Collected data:
_ _ _ _ _ _ _

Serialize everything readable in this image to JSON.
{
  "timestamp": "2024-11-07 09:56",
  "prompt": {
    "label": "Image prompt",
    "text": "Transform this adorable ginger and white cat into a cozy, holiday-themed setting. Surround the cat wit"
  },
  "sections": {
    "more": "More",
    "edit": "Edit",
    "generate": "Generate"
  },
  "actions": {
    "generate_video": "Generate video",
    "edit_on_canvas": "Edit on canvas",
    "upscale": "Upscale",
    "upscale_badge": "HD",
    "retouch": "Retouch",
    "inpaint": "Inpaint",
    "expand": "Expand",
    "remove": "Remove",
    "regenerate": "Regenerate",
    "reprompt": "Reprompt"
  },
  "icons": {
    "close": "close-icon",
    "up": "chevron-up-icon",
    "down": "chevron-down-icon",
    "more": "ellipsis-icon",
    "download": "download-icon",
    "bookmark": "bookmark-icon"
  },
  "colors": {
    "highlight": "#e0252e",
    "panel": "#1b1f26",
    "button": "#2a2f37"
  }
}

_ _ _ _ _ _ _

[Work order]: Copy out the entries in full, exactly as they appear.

[Result]:
Serialize everything readable in this image to JSON.
{
  "timestamp": "2024-11-07 09:56",
  "prompt": {
    "label": "Image prompt",
    "text": "Transform this adorable ginger and white cat into a cozy, holiday-themed setting. Surround the cat wit"
  },
  "sections": {
    "more": "More",
    "edit": "Edit",
    "generate": "Generate"
  },
  "actions": {
    "generate_video": "Generate video",
    "edit_on_canvas": "Edit on canvas",
    "upscale": "Upscale",
    "upscale_badge": "HD",
    "retouch": "Retouch",
    "inpaint": "Inpaint",
    "expand": "Expand",
    "remove": "Remove",
    "regenerate": "Regenerate",
    "reprompt": "Reprompt"
  },
  "icons": {
    "close": "close-icon",
    "up": "chevron-up-icon",
    "down": "chevron-down-icon",
    "more": "ellipsis-icon",
    "download": "download-icon",
    "bookmark": "bookmark-icon"
  },
  "colors": {
    "highlight": "#e0252e",
    "panel": "#1b1f26",
    "button": "#2a2f37"
  }
}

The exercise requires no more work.